Expert Insight, Breaking News, and Insider Stories on Real Estate in Paris
Market Update: Summer 2020
The Paris real estate market has quickly recovered after an uncertain first half due to coronavirus.
The first few months of 2020 heralded an exceptional year for Paris real estate, especially after the momentum of 2019 with a record 1.07 million sales. At the end of April, however, with the coronavirus, the number of transactions over a twelve-month period stood at 973,000, 8.6% less than at the end of December 2019, according to Fnaim.
From May 11 onward, however, real estate agents and listing platforms witnessed a huge surge in activity. After a 40% drop, industry leading SeLoger recorded a 60% increase in activity in June, returning to the same number of listings as published before the crisis, “with, however, more demand for houses and a particular focus on outdoor spaces,” observed Bertrand Gstalder, the CEO of SeLoger. “According to our latest study last May, buyer confidence is here: 75% are optimistic about the completion of their real estate project within six months. This is a necessary, if not required, element for a sustainable recovery,” comments Gstalder.
In their study published earlier this month, Century 21 also attests to this phenomenon. Even though sales numbers had fallen by 30% due to the crisis, the curve is reversing, with a 10% increase in sales agreements in June 2020 compared to the same period in 2019.
New price record in Paris
The price per square meter in Paris has hardly been affected by the crisis, rising by a further 7.4% to an average of 10,670 euros, beating its own record once again. But the market in the Paris region is changing, driven less by investors, who are being pushed away by the setbacks of seasonal rentals and tourist rentals, and more by households looking for a comfortable primary residence. “There has been an increase in purchases for primary residences (from 57.7% pre-lockdown to 63.5% post-lockdown), with, on the other hand, a decrease in rental investments (from 31.3% to 29.2%),” explains Laurent Vimont, President of Century 21. “When we buy to live, we generally buy bigger,” he concludes.
Contrary to what had been predicted during quarantine, there has been no exodus of Parisians leaving for the countryside or the coast.

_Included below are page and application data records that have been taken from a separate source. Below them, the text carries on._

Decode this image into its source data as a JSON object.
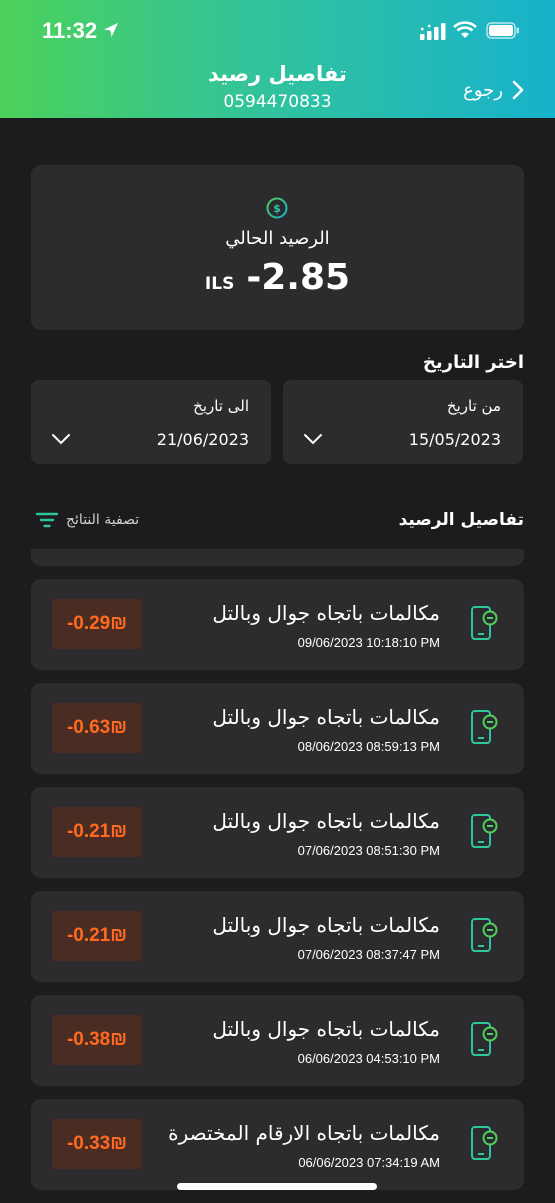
{
  "status": {
    "time": "11:32"
  },
  "header": {
    "title": "تفاصيل رصيد",
    "phone": "0594470833",
    "back_label": "رجوع"
  },
  "balance": {
    "label": "الرصيد الحالي",
    "value": "-2.85",
    "currency": "ILS"
  },
  "dates": {
    "title": "اختر التاريخ",
    "from": {
      "label": "من تاريخ",
      "value": "15/05/2023"
    },
    "to": {
      "label": "الى تاريخ",
      "value": "21/06/2023"
    }
  },
  "details": {
    "title": "تفاصيل الرصيد",
    "filter_label": "تصفية النتائج"
  },
  "transactions": [
    {
      "title": "مكالمات باتجاه جوال وبالتل",
      "datetime": "09/06/2023 10:18:10 PM",
      "amount": "-0.29₪"
    },
    {
      "title": "مكالمات باتجاه جوال وبالتل",
      "datetime": "08/06/2023 08:59:13 PM",
      "amount": "-0.63₪"
    },
    {
      "title": "مكالمات باتجاه جوال وبالتل",
      "datetime": "07/06/2023 08:51:30 PM",
      "amount": "-0.21₪"
    },
    {
      "title": "مكالمات باتجاه جوال وبالتل",
      "datetime": "07/06/2023 08:37:47 PM",
      "amount": "-0.21₪"
    },
    {
      "title": "مكالمات باتجاه جوال وبالتل",
      "datetime": "06/06/2023 04:53:10 PM",
      "amount": "-0.38₪"
    },
    {
      "title": "مكالمات باتجاه الارقام المختصرة",
      "datetime": "06/06/2023 07:34:19 AM",
      "amount": "-0.33₪"
    }
  ],
  "colors": {
    "accent": "#2ec4a0",
    "negative": "#ff6a1f",
    "card": "#2c2c2e",
    "background": "#1c1c1e"
  },
  "icons": {
    "back": "chevron-right-icon",
    "balance": "dollar-coin-icon",
    "filter": "filter-lines-icon",
    "transaction": "phone-minus-icon",
    "dropdown": "chevron-down-icon"
  }
}
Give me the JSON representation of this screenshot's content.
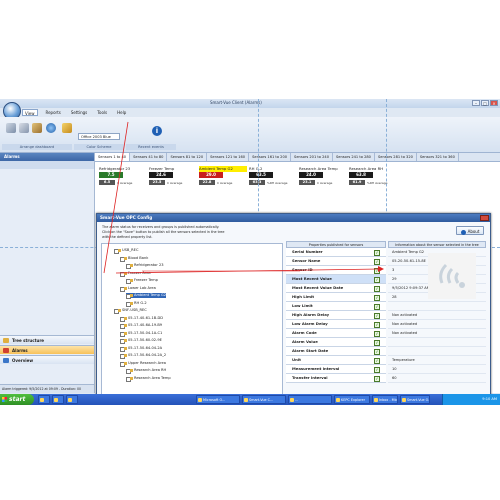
{
  "window": {
    "title": "Smart-Vue Client (Alarms)"
  },
  "menu": [
    "View",
    "Reports",
    "Settings",
    "Tools",
    "Help"
  ],
  "ribbon": {
    "color_scheme_value": "Office 2003 Blue",
    "groups": [
      "Arrange dashboard",
      "Color Scheme",
      "Recent events"
    ]
  },
  "left_pane": {
    "title": "Alarms",
    "nav": [
      "Tree structure",
      "Alarms",
      "Overview"
    ],
    "alarm_status": "Alarm triggered: 9/5/2012 at 09:09 - Duration: 00"
  },
  "tabs": [
    "Sensors 1 to 40",
    "Sensors 41 to 80",
    "Sensors 81 to 120",
    "Sensors 121 to 160",
    "Sensors 161 to 200",
    "Sensors 201 to 240",
    "Sensors 241 to 280",
    "Sensors 281 to 320",
    "Sensors 321 to 360"
  ],
  "sensors": [
    {
      "name": "Refridgerator 23",
      "value": "7.5",
      "color": "#2a7a2a",
      "small": "6.5",
      "small_color": "#555555",
      "avg": "C Average"
    },
    {
      "name": "Freezer Temp",
      "value": "24.6",
      "color": "#1a1a1a",
      "small": "23.5",
      "small_color": "#555555",
      "avg": "C Average"
    },
    {
      "name": "Ambient Temp G2",
      "value": "29.0",
      "color": "#c81e1e",
      "small": "22.8",
      "small_color": "#555555",
      "avg": "C Average"
    },
    {
      "name": "RH G-2",
      "value": "63.5",
      "color": "#1a1a1a",
      "small": "63.3",
      "small_color": "#555555",
      "avg": "%RH Average"
    },
    {
      "name": "Research Area Temp",
      "value": "24.0",
      "color": "#1a1a1a",
      "small": "23.1",
      "small_color": "#555555",
      "avg": "C Average"
    },
    {
      "name": "Research Area RH",
      "value": "63.8",
      "color": "#1a1a1a",
      "small": "61.9",
      "small_color": "#555555",
      "avg": "%RH Average"
    }
  ],
  "dialog": {
    "title": "Smart-Vue OPC Config",
    "description": [
      "The alarm status for receivers and groups is published automatically.",
      "Click on the \"Save\" button to publish all the sensors selected in the tree",
      "with the defined property list."
    ],
    "about_label": "About",
    "col_properties": "Properties published for sensors",
    "col_info": "Information about the sensor selected in the tree",
    "tree": [
      {
        "label": "USB_REC",
        "indent": 1
      },
      {
        "label": "Blood Bank",
        "indent": 2
      },
      {
        "label": "Refridgerator 23",
        "indent": 3
      },
      {
        "label": "Freezer Area",
        "indent": 2
      },
      {
        "label": "Freezer Temp",
        "indent": 3
      },
      {
        "label": "Lower Lab Area",
        "indent": 2
      },
      {
        "label": "Ambient Temp G2",
        "indent": 3,
        "selected": true
      },
      {
        "label": "RH G-2",
        "indent": 3
      },
      {
        "label": "SNF-USB_REC",
        "indent": 1
      },
      {
        "label": "05-17-40-61-1B-DD",
        "indent": 2
      },
      {
        "label": "05-17-40-6A-19-B9",
        "indent": 2
      },
      {
        "label": "05-17-50-04-1A-C1",
        "indent": 2
      },
      {
        "label": "05-17-50-60-02-9E",
        "indent": 2
      },
      {
        "label": "05-17-50-64-04-2A",
        "indent": 2
      },
      {
        "label": "05-17-50-64-04-2A_2",
        "indent": 2
      },
      {
        "label": "Upper Research Area",
        "indent": 2
      },
      {
        "label": "Research Area RH",
        "indent": 3
      },
      {
        "label": "Research Area Temp",
        "indent": 3
      }
    ],
    "properties": [
      "Serial Number",
      "Sensor Name",
      "Sensor ID",
      "Most Recent Value",
      "Most Recent Value Date",
      "High Limit",
      "Low Limit",
      "High Alarm Delay",
      "Low Alarm Delay",
      "Alarm Code",
      "Alarm Value",
      "Alarm Start Date",
      "Unit",
      "Measurement interval",
      "Transfer interval"
    ],
    "info_values": [
      "Ambient Temp G2",
      "05-20-50-61-15-8E",
      "3",
      "29",
      "9/5/2012 9:09:37 AM",
      "28",
      "",
      "Non activated",
      "Non activated",
      "Non activated",
      "",
      "",
      "Temperature",
      "10",
      "60"
    ]
  },
  "taskbar": {
    "start": "start",
    "buttons": [
      "",
      "",
      "",
      "Microsoft O...",
      "Smart-Vue C...",
      "...",
      "KEPC Explorer",
      "Inbox - Micr...",
      "Smart-Vue O..."
    ],
    "clock": "9:10 AM"
  },
  "colors": {
    "accent": "#3166b6",
    "alarm": "#c81e1e",
    "highlight": "#ffee00",
    "taskbar": "#2452b8"
  }
}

On the contrary even, people are buying bigger and aren’t hesitating to borrow more in order to make this a possibility.
Increased surface area
The average size of property purchased in Paris is thus increasing, and with this, the average price of a transaction. According to Century 21, average surface area has increased from 50.8 m² pre-quarantine to 56.2 m² post-quarantine. Between June 2019 and June 2020, average surface area increased by 10 m², all while prices continued to rise (7% in a year).
The cost of these additional square meters has impacted mortgage lending, with Parisians borrowing more over longer periods of time since the end of quarantine. The average price of a real estate transaction has thus increased by +17.2% between the first half of 2019 and the first half of 2020 to reach, according to the Century 21 study, €547,022.
Interest rates down
Good news for these real estate buyers, though: mortgage rates have fallen in time for summer. After a slight rise between January (1.12% on average for all durations) and May (1.25%), rates have, against all expectations, fallen again over the last two months.
“This is atypical since, historically, during the summer period, banks tend to stabilize their rates to calm things down before September’s recovery,” notes Empruntis. For the month of July, banks show a decrease of 0.10% to 0.15% on average, and even 0.30% in some cases, compared to June. “Borrowers, in the majority of cases, can plan for a mortgage rate at 1.20% over 15 years and 1.30% over 20 years,” details Empruntis. The best profiles can even negotiate rates at 0.75% over 15 years and 0.90% over 20 years.
As quarantine halted many real estate transactions and, as a result, many loan applications, financial institutions are more inclined to grant attractive rates to get the machine going again. The only continuing problem is the tightened borrowing conditions suggested by the HCSF last December, which has limited some buyers, who don’t have the best profiles, from realizing their real estate goals.
Sources: Depuis la fin du confinement, les Parisiens achètent des logements plus grands; Crédits : les taux repartent à la baisse; L’immobilier se rétablit vite depuis le déconfinement; Crise ou pas les prix montent encore